* [What the task requires]:
Line by line, set down all the data below exactly, omitting any picture.

──────── Material shown ────────

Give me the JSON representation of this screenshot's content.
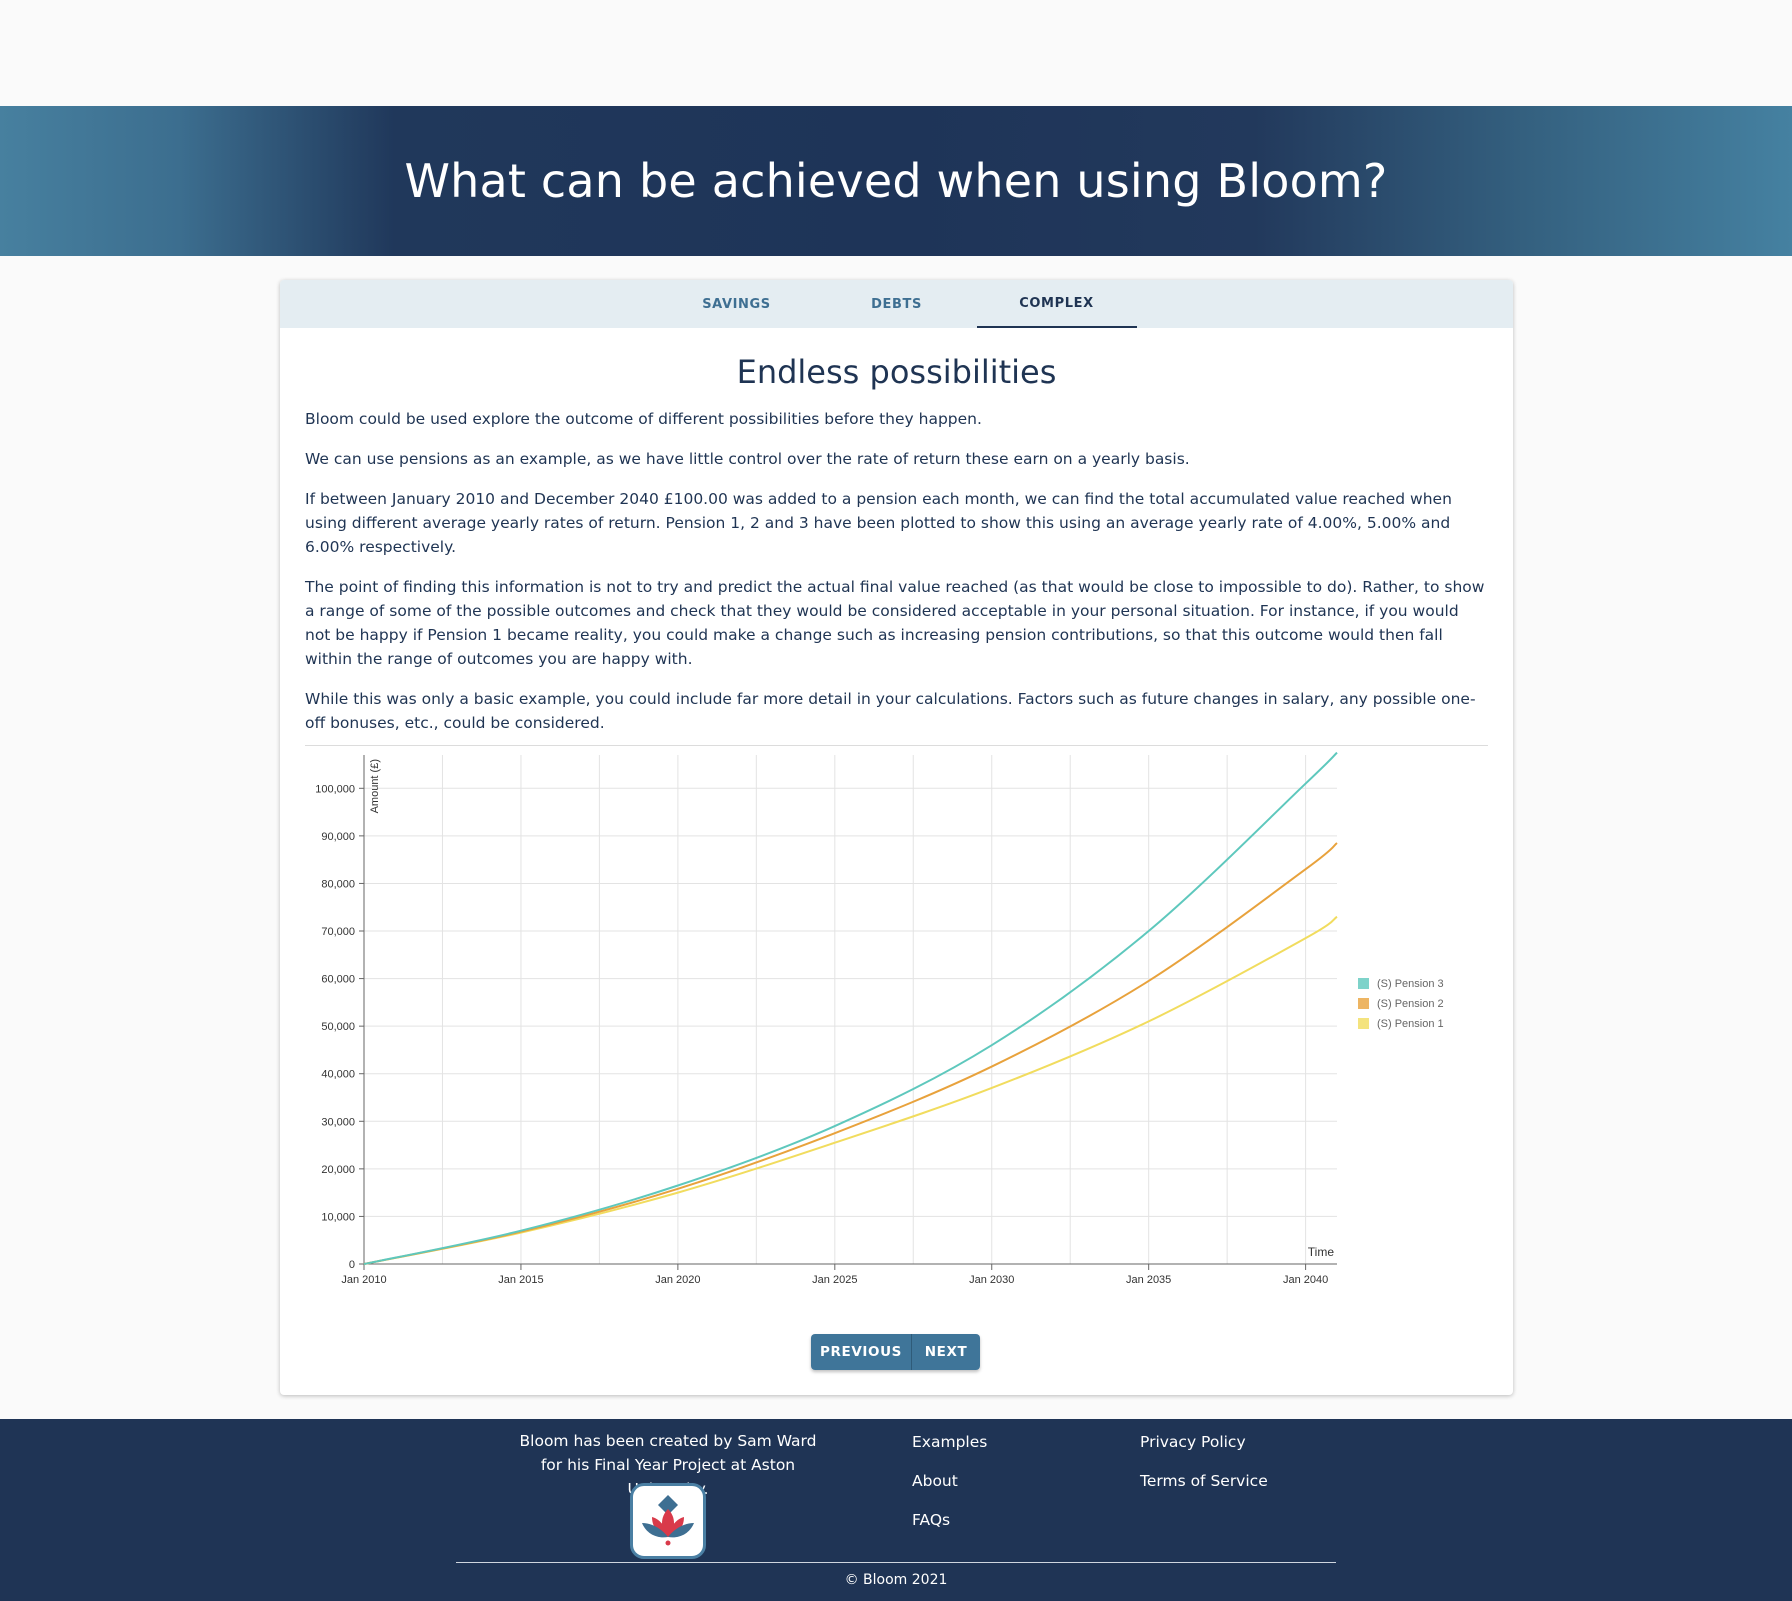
{
  "hero": {
    "title": "What can be achieved when using Bloom?"
  },
  "tabs": [
    {
      "label": "SAVINGS",
      "active": false
    },
    {
      "label": "DEBTS",
      "active": false
    },
    {
      "label": "COMPLEX",
      "active": true
    }
  ],
  "content": {
    "heading": "Endless possibilities",
    "paragraphs": [
      "Bloom could be used explore the outcome of different possibilities before they happen.",
      "We can use pensions as an example, as we have little control over the rate of return these earn on a yearly basis.",
      "If between January 2010 and December 2040 £100.00 was added to a pension each month, we can find the total accumulated value reached when using different average yearly rates of return. Pension 1, 2 and 3 have been plotted to show this using an average yearly rate of 4.00%, 5.00% and 6.00% respectively.",
      "The point of finding this information is not to try and predict the actual final value reached (as that would be close to impossible to do). Rather, to show a range of some of the possible outcomes and check that they would be considered acceptable in your personal situation. For instance, if you would not be happy if Pension 1 became reality, you could make a change such as increasing pension contributions, so that this outcome would then fall within the range of outcomes you are happy with.",
      "While this was only a basic example, you could include far more detail in your calculations. Factors such as future changes in salary, any possible one-off bonuses, etc., could be considered."
    ]
  },
  "chart_data": {
    "type": "line",
    "xlabel": "Time",
    "ylabel": "Amount (£)",
    "xlim": [
      2010,
      2041
    ],
    "ylim": [
      0,
      107000
    ],
    "x_ticks": [
      "Jan 2010",
      "Jan 2015",
      "Jan 2020",
      "Jan 2025",
      "Jan 2030",
      "Jan 2035",
      "Jan 2040"
    ],
    "y_ticks": [
      "0",
      "10,000",
      "20,000",
      "30,000",
      "40,000",
      "50,000",
      "60,000",
      "70,000",
      "80,000",
      "90,000",
      "100,000"
    ],
    "grid": true,
    "legend_position": "right",
    "x": [
      2010,
      2015,
      2020,
      2025,
      2030,
      2035,
      2040,
      2041
    ],
    "series": [
      {
        "name": "(S) Pension 3",
        "color": "#5ec8bd",
        "values": [
          0,
          7000,
          16500,
          29000,
          46000,
          70000,
          101000,
          107500
        ]
      },
      {
        "name": "(S) Pension 2",
        "color": "#e8a23c",
        "values": [
          0,
          6800,
          15800,
          27500,
          41500,
          59500,
          83000,
          88500
        ]
      },
      {
        "name": "(S) Pension 1",
        "color": "#f1dc5e",
        "values": [
          0,
          6600,
          15000,
          25500,
          37000,
          51000,
          68500,
          73000
        ]
      }
    ]
  },
  "nav_buttons": {
    "previous": "PREVIOUS",
    "next": "NEXT"
  },
  "footer": {
    "about": "Bloom has been created by Sam Ward for his Final Year Project at Aston University.",
    "links_col1": [
      "Examples",
      "About",
      "FAQs"
    ],
    "links_col2": [
      "Privacy Policy",
      "Terms of Service"
    ],
    "copyright": "© Bloom 2021"
  }
}
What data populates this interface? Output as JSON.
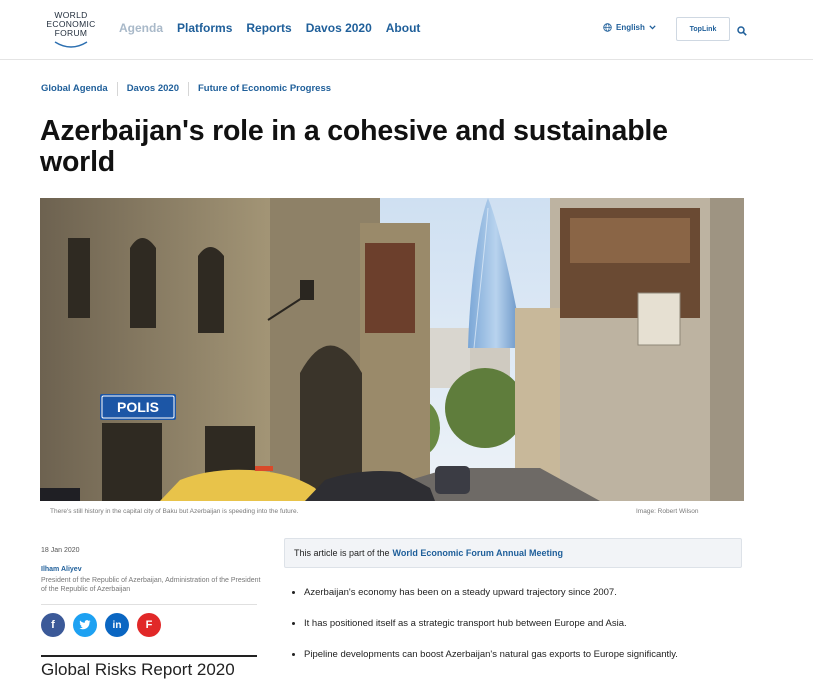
{
  "header": {
    "logo_lines": [
      "WORLD",
      "ECONOMIC",
      "FORUM"
    ],
    "nav": [
      "Agenda",
      "Platforms",
      "Reports",
      "Davos 2020",
      "About"
    ],
    "language": "English",
    "toplink_label": "TopLink"
  },
  "breadcrumbs": [
    "Global Agenda",
    "Davos 2020",
    "Future of Economic Progress"
  ],
  "article": {
    "title": "Azerbaijan's role in a cohesive and sustainable world",
    "hero_sign": "POLIS",
    "caption": "There's still history in the capital city of Baku but Azerbaijan is speeding into the future.",
    "credit": "Image: Robert Wilson",
    "date": "18 Jan 2020",
    "author": "Ilham Aliyev",
    "author_role": "President of the Republic of Azerbaijan, Administration of the President of the Republic of Azerbaijan",
    "next_heading": "Global Risks Report 2020",
    "infobox_prefix": "This article is part of the",
    "infobox_link": "World Economic Forum Annual Meeting",
    "bullets": [
      "Azerbaijan's economy has been on a steady upward trajectory since 2007.",
      "It has positioned itself as a strategic transport hub between Europe and Asia.",
      "Pipeline developments can boost Azerbaijan's natural gas exports to Europe significantly."
    ]
  },
  "share": [
    "f",
    "t",
    "in",
    "F"
  ],
  "colors": {
    "brand_blue": "#1f5f9a",
    "facebook": "#3b5998",
    "twitter": "#1da1f2",
    "linkedin": "#0a66c2",
    "flipboard": "#e12828"
  }
}
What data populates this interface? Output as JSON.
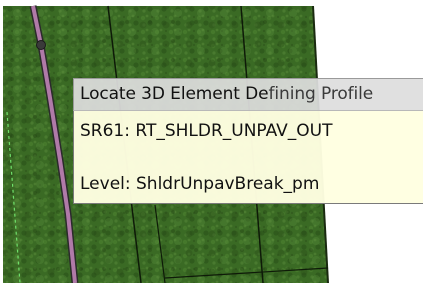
{
  "command_prompt": {
    "text_part1": "Locate 3D Element De",
    "text_part2": "fining Profile"
  },
  "element_tooltip": {
    "element_name": "SR61: RT_SHLDR_UNPAV_OUT",
    "level": "Level: ShldrUnpavBreak_pm"
  },
  "colors": {
    "grass_dark": "#2f5a1c",
    "grass_light": "#4b7a30",
    "highlight_line": "#b07aa8",
    "tooltip_bg": "#ffffe1",
    "prompt_bg": "#dedede"
  }
}
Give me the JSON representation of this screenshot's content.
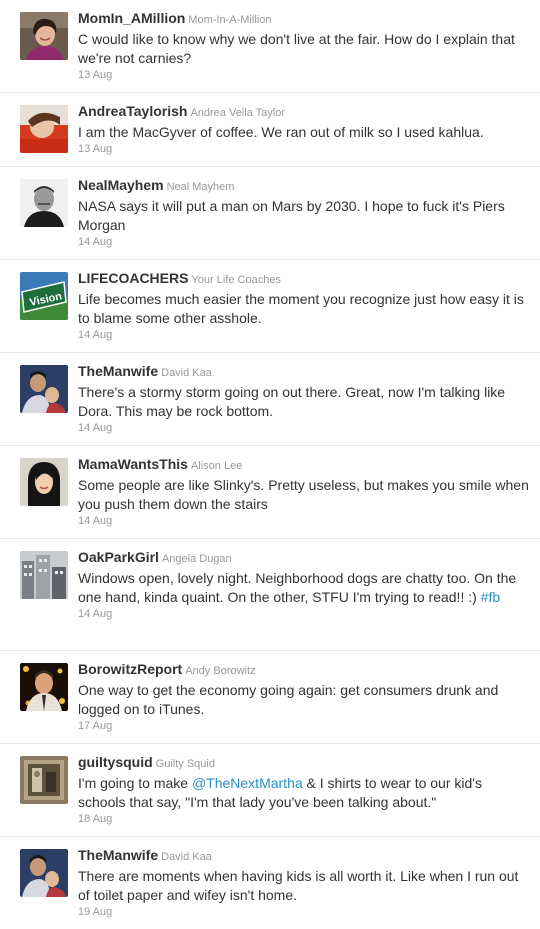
{
  "tweets": [
    {
      "screen_name": "MomIn_AMillion",
      "full_name": "Mom-In-A-Million",
      "parts": [
        "C would like to know why we don't live at the fair. How do I explain that we're not carnies?"
      ],
      "time": "13 Aug",
      "avatar": "avatar-woman-smiling"
    },
    {
      "screen_name": "AndreaTaylorish",
      "full_name": "Andrea Vella Taylor",
      "parts": [
        "I am the MacGyver of coffee. We ran out of milk so I used kahlua."
      ],
      "time": "13 Aug",
      "avatar": "avatar-woman-red-shirt"
    },
    {
      "screen_name": "NealMayhem",
      "full_name": "Neal Mayhem",
      "parts": [
        "NASA says it will put a man on Mars by 2030. I hope to fuck it's Piers Morgan"
      ],
      "time": "14 Aug",
      "avatar": "avatar-man-grayscale"
    },
    {
      "screen_name": "LIFECOACHERS",
      "full_name": "Your Life Coaches",
      "parts": [
        "Life becomes much easier the moment you recognize just how easy it is to blame some other asshole."
      ],
      "time": "14 Aug",
      "avatar": "avatar-vision-sign"
    },
    {
      "screen_name": "TheManwife",
      "full_name": "David Kaa",
      "parts": [
        "There's a stormy storm going on out there. Great, now I'm talking like Dora. This may be rock bottom."
      ],
      "time": "14 Aug",
      "avatar": "avatar-man-kid"
    },
    {
      "screen_name": "MamaWantsThis",
      "full_name": "Alison Lee",
      "parts": [
        "Some people are like Slinky's. Pretty useless, but makes you smile when you push them down the stairs"
      ],
      "time": "14 Aug",
      "avatar": "avatar-woman-dark-hair"
    },
    {
      "screen_name": "OakParkGirl",
      "full_name": "Angela Dugan",
      "parts": [
        "Windows open, lovely night. Neighborhood dogs are chatty too. On the one hand, kinda quaint. On the other, STFU I'm trying to read!! :) "
      ],
      "hashtag": "#fb",
      "time": "14 Aug",
      "avatar": "avatar-city-buildings"
    },
    {
      "screen_name": "BorowitzReport",
      "full_name": "Andy Borowitz",
      "parts": [
        "One way to get the economy going again: get consumers drunk and logged on to iTunes."
      ],
      "time": "17 Aug",
      "avatar": "avatar-man-lights"
    },
    {
      "screen_name": "guiltysquid",
      "full_name": "Guilty Squid",
      "parts": [
        "I'm going to make ",
        " & I shirts to wear to our kid's schools that say, \"I'm that lady you've been talking about.\""
      ],
      "mention": "@TheNextMartha",
      "time": "18 Aug",
      "avatar": "avatar-sepia-photo"
    },
    {
      "screen_name": "TheManwife",
      "full_name": "David Kaa",
      "parts": [
        "There are moments when having kids is all worth it. Like when I run out of toilet paper and wifey isn't home."
      ],
      "time": "19 Aug",
      "avatar": "avatar-man-kid"
    }
  ]
}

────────

* [Expected answer]:
Give me the JSON representation of this screenshot's content.
{
  "hero": {
    "title": "What can be achieved when using Bloom?"
  },
  "tabs": [
    {
      "label": "SAVINGS",
      "active": false
    },
    {
      "label": "DEBTS",
      "active": false
    },
    {
      "label": "COMPLEX",
      "active": true
    }
  ],
  "content": {
    "heading": "Endless possibilities",
    "paragraphs": [
      "Bloom could be used explore the outcome of different possibilities before they happen.",
      "We can use pensions as an example, as we have little control over the rate of return these earn on a yearly basis.",
      "If between January 2010 and December 2040 £100.00 was added to a pension each month, we can find the total accumulated value reached when using different average yearly rates of return. Pension 1, 2 and 3 have been plotted to show this using an average yearly rate of 4.00%, 5.00% and 6.00% respectively.",
      "The point of finding this information is not to try and predict the actual final value reached (as that would be close to impossible to do). Rather, to show a range of some of the possible outcomes and check that they would be considered acceptable in your personal situation. For instance, if you would not be happy if Pension 1 became reality, you could make a change such as increasing pension contributions, so that this outcome would then fall within the range of outcomes you are happy with.",
      "While this was only a basic example, you could include far more detail in your calculations. Factors such as future changes in salary, any possible one-off bonuses, etc., could be considered."
    ]
  },
  "chart_data": {
    "type": "line",
    "xlabel": "Time",
    "ylabel": "Amount (£)",
    "xlim": [
      2010,
      2041
    ],
    "ylim": [
      0,
      107000
    ],
    "x_ticks": [
      "Jan 2010",
      "Jan 2015",
      "Jan 2020",
      "Jan 2025",
      "Jan 2030",
      "Jan 2035",
      "Jan 2040"
    ],
    "y_ticks": [
      "0",
      "10,000",
      "20,000",
      "30,000",
      "40,000",
      "50,000",
      "60,000",
      "70,000",
      "80,000",
      "90,000",
      "100,000"
    ],
    "grid": true,
    "legend_position": "right",
    "x": [
      2010,
      2015,
      2020,
      2025,
      2030,
      2035,
      2040,
      2041
    ],
    "series": [
      {
        "name": "(S) Pension 3",
        "color": "#5ec8bd",
        "values": [
          0,
          7000,
          16500,
          29000,
          46000,
          70000,
          101000,
          107500
        ]
      },
      {
        "name": "(S) Pension 2",
        "color": "#e8a23c",
        "values": [
          0,
          6800,
          15800,
          27500,
          41500,
          59500,
          83000,
          88500
        ]
      },
      {
        "name": "(S) Pension 1",
        "color": "#f1dc5e",
        "values": [
          0,
          6600,
          15000,
          25500,
          37000,
          51000,
          68500,
          73000
        ]
      }
    ]
  },
  "nav_buttons": {
    "previous": "PREVIOUS",
    "next": "NEXT"
  },
  "footer": {
    "about": "Bloom has been created by Sam Ward for his Final Year Project at Aston University.",
    "links_col1": [
      "Examples",
      "About",
      "FAQs"
    ],
    "links_col2": [
      "Privacy Policy",
      "Terms of Service"
    ],
    "copyright": "© Bloom 2021"
  }
}
What data populates this interface? Output as JSON.
{
  "header": {
    "logo_lines": [
      "WORLD",
      "ECONOMIC",
      "FORUM"
    ],
    "nav": [
      "Agenda",
      "Platforms",
      "Reports",
      "Davos 2020",
      "About"
    ],
    "language": "English",
    "toplink_label": "TopLink"
  },
  "breadcrumbs": [
    "Global Agenda",
    "Davos 2020",
    "Future of Economic Progress"
  ],
  "article": {
    "title": "Azerbaijan's role in a cohesive and sustainable world",
    "hero_sign": "POLIS",
    "caption": "There's still history in the capital city of Baku but Azerbaijan is speeding into the future.",
    "credit": "Image: Robert Wilson",
    "date": "18 Jan 2020",
    "author": "Ilham Aliyev",
    "author_role": "President of the Republic of Azerbaijan, Administration of the President of the Republic of Azerbaijan",
    "next_heading": "Global Risks Report 2020",
    "infobox_prefix": "This article is part of the",
    "infobox_link": "World Economic Forum Annual Meeting",
    "bullets": [
      "Azerbaijan's economy has been on a steady upward trajectory since 2007.",
      "It has positioned itself as a strategic transport hub between Europe and Asia.",
      "Pipeline developments can boost Azerbaijan's natural gas exports to Europe significantly."
    ]
  },
  "share": [
    "f",
    "t",
    "in",
    "F"
  ],
  "colors": {
    "brand_blue": "#1f5f9a",
    "facebook": "#3b5998",
    "twitter": "#1da1f2",
    "linkedin": "#0a66c2",
    "flipboard": "#e12828"
  }
}
What data populates this interface? Output as JSON.
{
  "command_prompt": {
    "text_part1": "Locate 3D Element De",
    "text_part2": "fining Profile"
  },
  "element_tooltip": {
    "element_name": "SR61: RT_SHLDR_UNPAV_OUT",
    "level": "Level: ShldrUnpavBreak_pm"
  },
  "colors": {
    "grass_dark": "#2f5a1c",
    "grass_light": "#4b7a30",
    "highlight_line": "#b07aa8",
    "tooltip_bg": "#ffffe1",
    "prompt_bg": "#dedede"
  }
}
Give me the JSON representation of this screenshot's content.
{
  "tweets": [
    {
      "screen_name": "MomIn_AMillion",
      "full_name": "Mom-In-A-Million",
      "parts": [
        "C would like to know why we don't live at the fair. How do I explain that we're not carnies?"
      ],
      "time": "13 Aug",
      "avatar": "avatar-woman-smiling"
    },
    {
      "screen_name": "AndreaTaylorish",
      "full_name": "Andrea Vella Taylor",
      "parts": [
        "I am the MacGyver of coffee. We ran out of milk so I used kahlua."
      ],
      "time": "13 Aug",
      "avatar": "avatar-woman-red-shirt"
    },
    {
      "screen_name": "NealMayhem",
      "full_name": "Neal Mayhem",
      "parts": [
        "NASA says it will put a man on Mars by 2030. I hope to fuck it's Piers Morgan"
      ],
      "time": "14 Aug",
      "avatar": "avatar-man-grayscale"
    },
    {
      "screen_name": "LIFECOACHERS",
      "full_name": "Your Life Coaches",
      "parts": [
        "Life becomes much easier the moment you recognize just how easy it is to blame some other asshole."
      ],
      "time": "14 Aug",
      "avatar": "avatar-vision-sign"
    },
    {
      "screen_name": "TheManwife",
      "full_name": "David Kaa",
      "parts": [
        "There's a stormy storm going on out there. Great, now I'm talking like Dora. This may be rock bottom."
      ],
      "time": "14 Aug",
      "avatar": "avatar-man-kid"
    },
    {
      "screen_name": "MamaWantsThis",
      "full_name": "Alison Lee",
      "parts": [
        "Some people are like Slinky's. Pretty useless, but makes you smile when you push them down the stairs"
      ],
      "time": "14 Aug",
      "avatar": "avatar-woman-dark-hair"
    },
    {
      "screen_name": "OakParkGirl",
      "full_name": "Angela Dugan",
      "parts": [
        "Windows open, lovely night. Neighborhood dogs are chatty too. On the one hand, kinda quaint. On the other, STFU I'm trying to read!! :) "
      ],
      "hashtag": "#fb",
      "time": "14 Aug",
      "avatar": "avatar-city-buildings"
    },
    {
      "screen_name": "BorowitzReport",
      "full_name": "Andy Borowitz",
      "parts": [
        "One way to get the economy going again: get consumers drunk and logged on to iTunes."
      ],
      "time": "17 Aug",
      "avatar": "avatar-man-lights"
    },
    {
      "screen_name": "guiltysquid",
      "full_name": "Guilty Squid",
      "parts": [
        "I'm going to make ",
        " & I shirts to wear to our kid's schools that say, \"I'm that lady you've been talking about.\""
      ],
      "mention": "@TheNextMartha",
      "time": "18 Aug",
      "avatar": "avatar-sepia-photo"
    },
    {
      "screen_name": "TheManwife",
      "full_name": "David Kaa",
      "parts": [
        "There are moments when having kids is all worth it. Like when I run out of toilet paper and wifey isn't home."
      ],
      "time": "19 Aug",
      "avatar": "avatar-man-kid"
    }
  ]
}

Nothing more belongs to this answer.